* The records *
_ _ _
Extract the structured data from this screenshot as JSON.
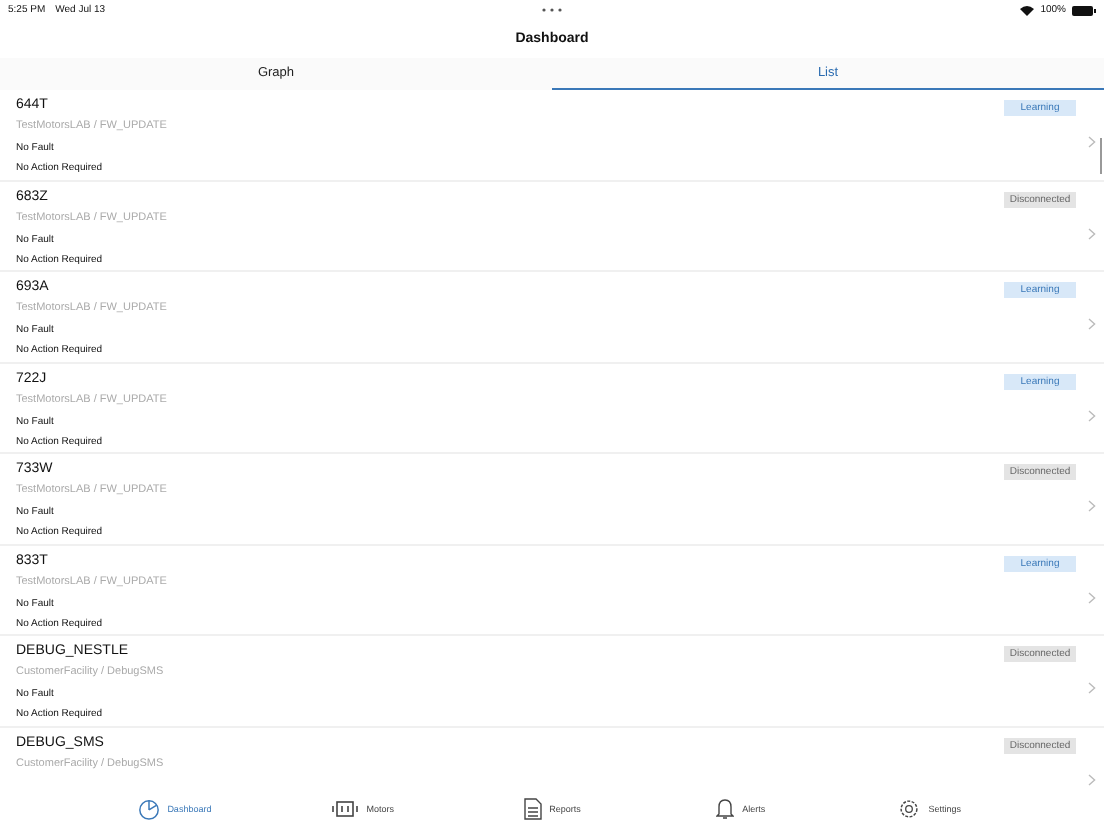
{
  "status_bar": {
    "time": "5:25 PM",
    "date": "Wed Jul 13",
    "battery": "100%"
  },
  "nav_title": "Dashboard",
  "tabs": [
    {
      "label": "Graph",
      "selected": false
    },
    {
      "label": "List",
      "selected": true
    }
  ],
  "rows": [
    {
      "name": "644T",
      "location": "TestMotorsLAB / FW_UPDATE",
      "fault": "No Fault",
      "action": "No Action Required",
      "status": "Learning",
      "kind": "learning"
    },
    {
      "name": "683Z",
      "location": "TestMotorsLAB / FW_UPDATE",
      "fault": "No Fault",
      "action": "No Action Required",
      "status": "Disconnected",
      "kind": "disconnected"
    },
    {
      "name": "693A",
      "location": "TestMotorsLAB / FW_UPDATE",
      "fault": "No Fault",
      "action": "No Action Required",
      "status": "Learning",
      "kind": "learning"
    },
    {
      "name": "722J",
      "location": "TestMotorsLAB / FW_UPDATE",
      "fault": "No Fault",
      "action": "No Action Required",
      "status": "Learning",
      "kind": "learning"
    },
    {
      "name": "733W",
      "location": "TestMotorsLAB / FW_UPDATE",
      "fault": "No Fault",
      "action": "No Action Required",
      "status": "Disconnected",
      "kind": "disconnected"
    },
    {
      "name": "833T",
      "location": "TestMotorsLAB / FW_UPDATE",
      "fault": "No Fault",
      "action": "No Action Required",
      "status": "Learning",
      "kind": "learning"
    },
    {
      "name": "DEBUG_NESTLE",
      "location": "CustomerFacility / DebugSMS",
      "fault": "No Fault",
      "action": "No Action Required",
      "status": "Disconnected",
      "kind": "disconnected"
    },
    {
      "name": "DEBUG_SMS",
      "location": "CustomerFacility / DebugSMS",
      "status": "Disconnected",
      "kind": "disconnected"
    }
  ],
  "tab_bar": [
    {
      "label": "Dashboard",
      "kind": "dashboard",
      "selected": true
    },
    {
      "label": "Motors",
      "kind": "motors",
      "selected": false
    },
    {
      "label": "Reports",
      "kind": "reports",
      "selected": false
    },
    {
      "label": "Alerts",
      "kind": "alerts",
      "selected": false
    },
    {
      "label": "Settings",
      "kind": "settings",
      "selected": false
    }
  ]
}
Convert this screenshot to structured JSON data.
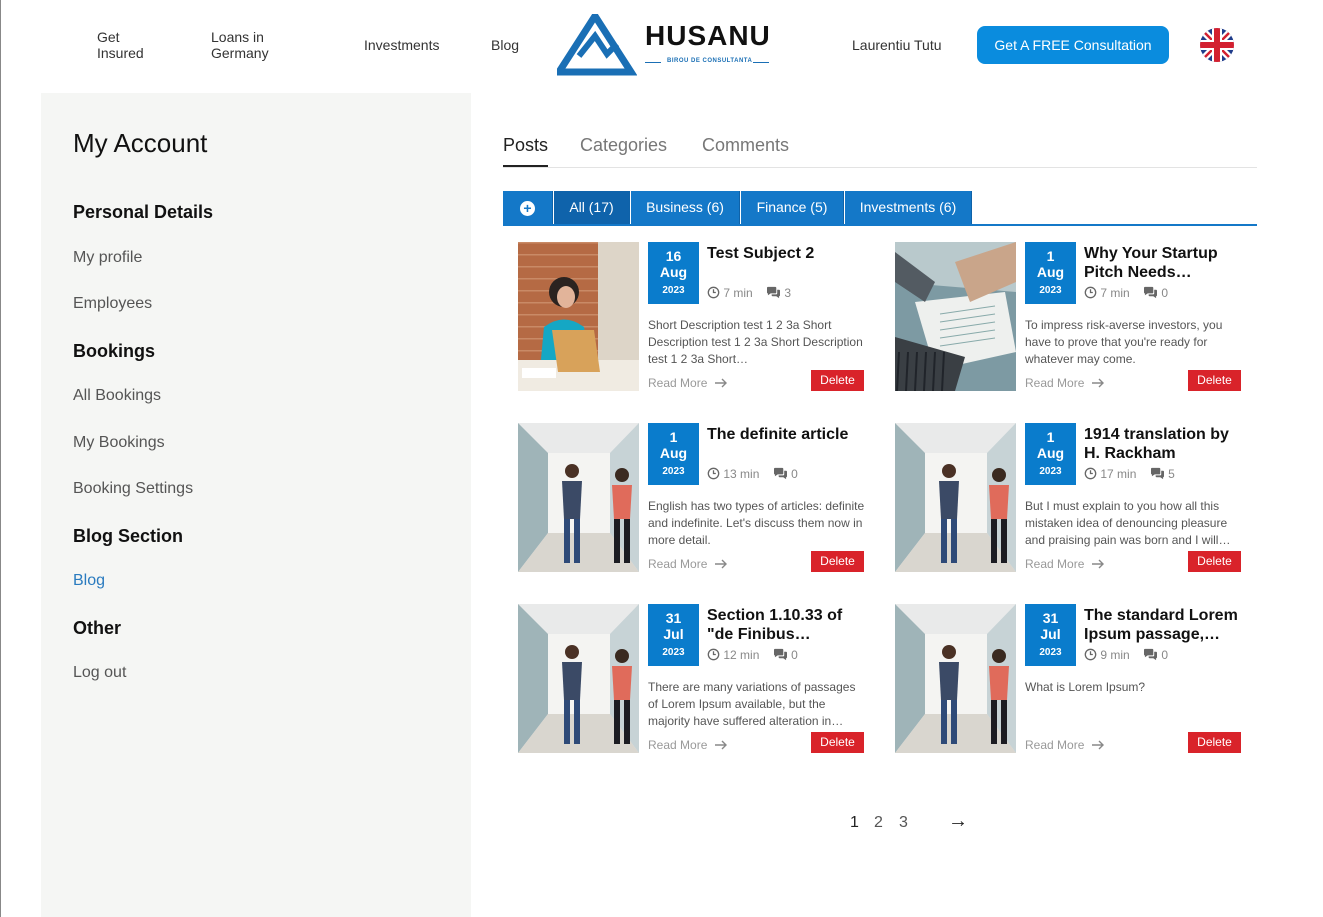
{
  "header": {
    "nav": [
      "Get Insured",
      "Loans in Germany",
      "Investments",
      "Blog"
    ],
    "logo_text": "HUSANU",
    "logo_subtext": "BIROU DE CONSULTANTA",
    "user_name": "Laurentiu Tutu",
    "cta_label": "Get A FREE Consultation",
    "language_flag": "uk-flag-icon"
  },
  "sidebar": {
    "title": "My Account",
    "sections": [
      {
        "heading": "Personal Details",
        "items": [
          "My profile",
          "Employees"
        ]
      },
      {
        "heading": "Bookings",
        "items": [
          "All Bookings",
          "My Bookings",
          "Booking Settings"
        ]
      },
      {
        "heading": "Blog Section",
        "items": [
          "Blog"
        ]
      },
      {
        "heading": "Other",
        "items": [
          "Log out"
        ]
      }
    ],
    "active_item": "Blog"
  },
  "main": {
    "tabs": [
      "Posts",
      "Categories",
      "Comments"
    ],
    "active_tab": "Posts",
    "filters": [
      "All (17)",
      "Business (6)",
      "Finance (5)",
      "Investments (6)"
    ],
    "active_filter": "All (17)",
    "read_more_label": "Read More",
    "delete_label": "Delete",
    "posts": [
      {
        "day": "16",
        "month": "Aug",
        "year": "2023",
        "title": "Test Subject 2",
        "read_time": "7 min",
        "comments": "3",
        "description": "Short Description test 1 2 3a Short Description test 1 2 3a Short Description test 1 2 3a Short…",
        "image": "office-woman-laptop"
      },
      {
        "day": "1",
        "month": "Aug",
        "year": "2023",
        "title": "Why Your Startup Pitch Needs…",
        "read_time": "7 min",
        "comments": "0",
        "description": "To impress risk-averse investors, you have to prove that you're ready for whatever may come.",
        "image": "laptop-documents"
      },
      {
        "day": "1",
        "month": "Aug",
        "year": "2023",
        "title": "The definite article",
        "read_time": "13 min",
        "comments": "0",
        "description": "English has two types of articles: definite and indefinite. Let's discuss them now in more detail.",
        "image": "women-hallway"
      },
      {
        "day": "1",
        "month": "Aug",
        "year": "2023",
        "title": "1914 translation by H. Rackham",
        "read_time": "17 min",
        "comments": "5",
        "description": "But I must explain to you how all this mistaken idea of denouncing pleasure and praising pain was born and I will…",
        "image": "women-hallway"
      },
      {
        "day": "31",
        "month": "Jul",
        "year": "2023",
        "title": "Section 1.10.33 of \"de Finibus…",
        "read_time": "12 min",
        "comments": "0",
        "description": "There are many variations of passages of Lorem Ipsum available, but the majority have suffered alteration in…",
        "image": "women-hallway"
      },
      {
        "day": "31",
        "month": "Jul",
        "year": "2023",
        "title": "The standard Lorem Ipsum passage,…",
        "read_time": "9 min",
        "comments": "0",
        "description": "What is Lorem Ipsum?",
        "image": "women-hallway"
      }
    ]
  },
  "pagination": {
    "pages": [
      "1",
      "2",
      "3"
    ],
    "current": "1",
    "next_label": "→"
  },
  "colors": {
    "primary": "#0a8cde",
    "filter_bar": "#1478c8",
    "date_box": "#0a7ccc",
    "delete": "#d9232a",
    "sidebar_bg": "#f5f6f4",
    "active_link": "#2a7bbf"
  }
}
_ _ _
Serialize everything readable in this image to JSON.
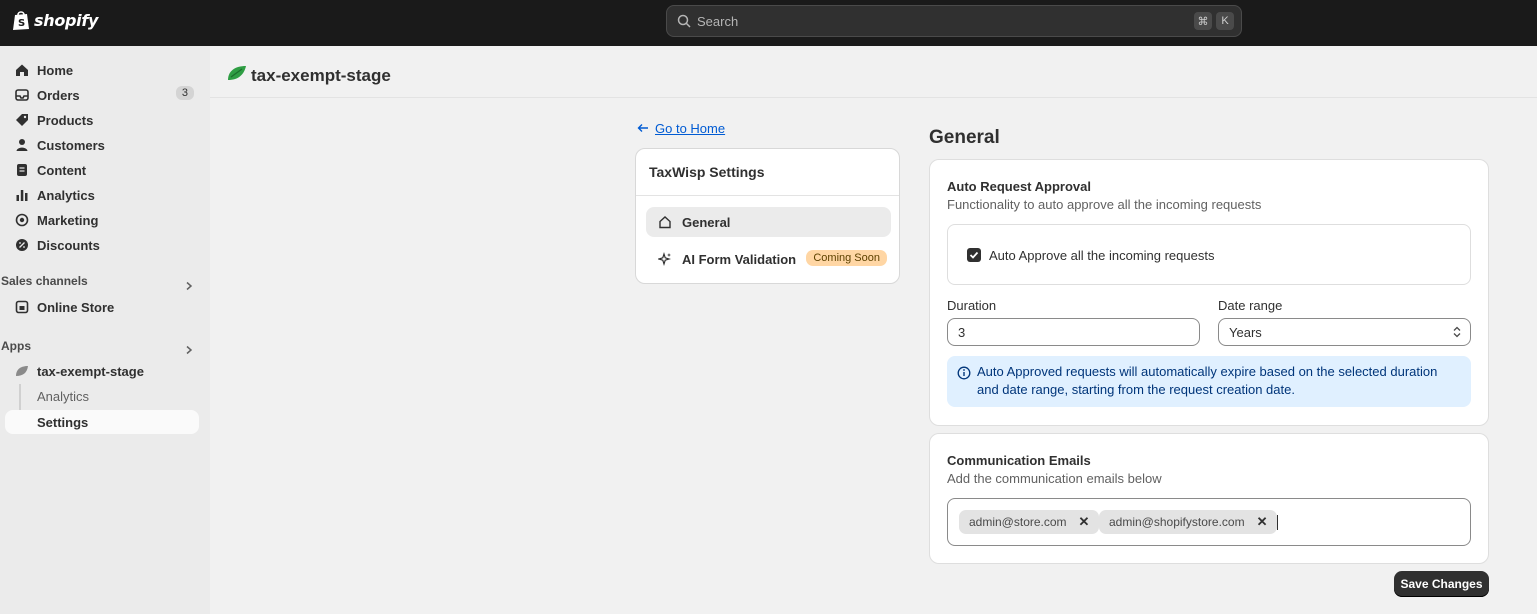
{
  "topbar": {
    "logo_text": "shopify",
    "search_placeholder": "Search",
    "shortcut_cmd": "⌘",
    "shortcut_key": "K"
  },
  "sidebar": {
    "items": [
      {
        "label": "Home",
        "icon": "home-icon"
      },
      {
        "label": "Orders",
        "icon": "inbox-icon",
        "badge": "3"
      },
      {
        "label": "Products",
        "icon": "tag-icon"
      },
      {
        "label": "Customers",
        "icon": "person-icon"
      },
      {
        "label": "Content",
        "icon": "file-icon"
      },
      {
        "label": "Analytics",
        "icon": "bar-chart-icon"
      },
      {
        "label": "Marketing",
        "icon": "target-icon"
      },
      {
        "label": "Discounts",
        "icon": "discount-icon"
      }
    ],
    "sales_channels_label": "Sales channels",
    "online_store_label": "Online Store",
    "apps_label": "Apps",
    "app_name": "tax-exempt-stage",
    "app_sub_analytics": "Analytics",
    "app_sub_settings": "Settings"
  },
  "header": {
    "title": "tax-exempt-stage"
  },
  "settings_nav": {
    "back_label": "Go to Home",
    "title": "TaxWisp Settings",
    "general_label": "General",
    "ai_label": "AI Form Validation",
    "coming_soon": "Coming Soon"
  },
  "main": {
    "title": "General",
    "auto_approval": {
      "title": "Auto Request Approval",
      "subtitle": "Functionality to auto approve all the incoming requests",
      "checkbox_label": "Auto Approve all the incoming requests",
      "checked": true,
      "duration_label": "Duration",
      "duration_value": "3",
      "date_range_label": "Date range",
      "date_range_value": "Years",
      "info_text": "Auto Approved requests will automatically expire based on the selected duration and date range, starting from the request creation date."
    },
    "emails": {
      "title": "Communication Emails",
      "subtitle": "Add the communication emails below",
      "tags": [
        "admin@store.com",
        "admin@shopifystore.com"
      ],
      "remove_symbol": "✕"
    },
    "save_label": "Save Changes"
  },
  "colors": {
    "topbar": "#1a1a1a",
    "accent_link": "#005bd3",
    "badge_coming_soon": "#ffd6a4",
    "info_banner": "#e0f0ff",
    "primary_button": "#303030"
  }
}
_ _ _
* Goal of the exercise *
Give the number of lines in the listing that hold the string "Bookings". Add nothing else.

* Written solution *
3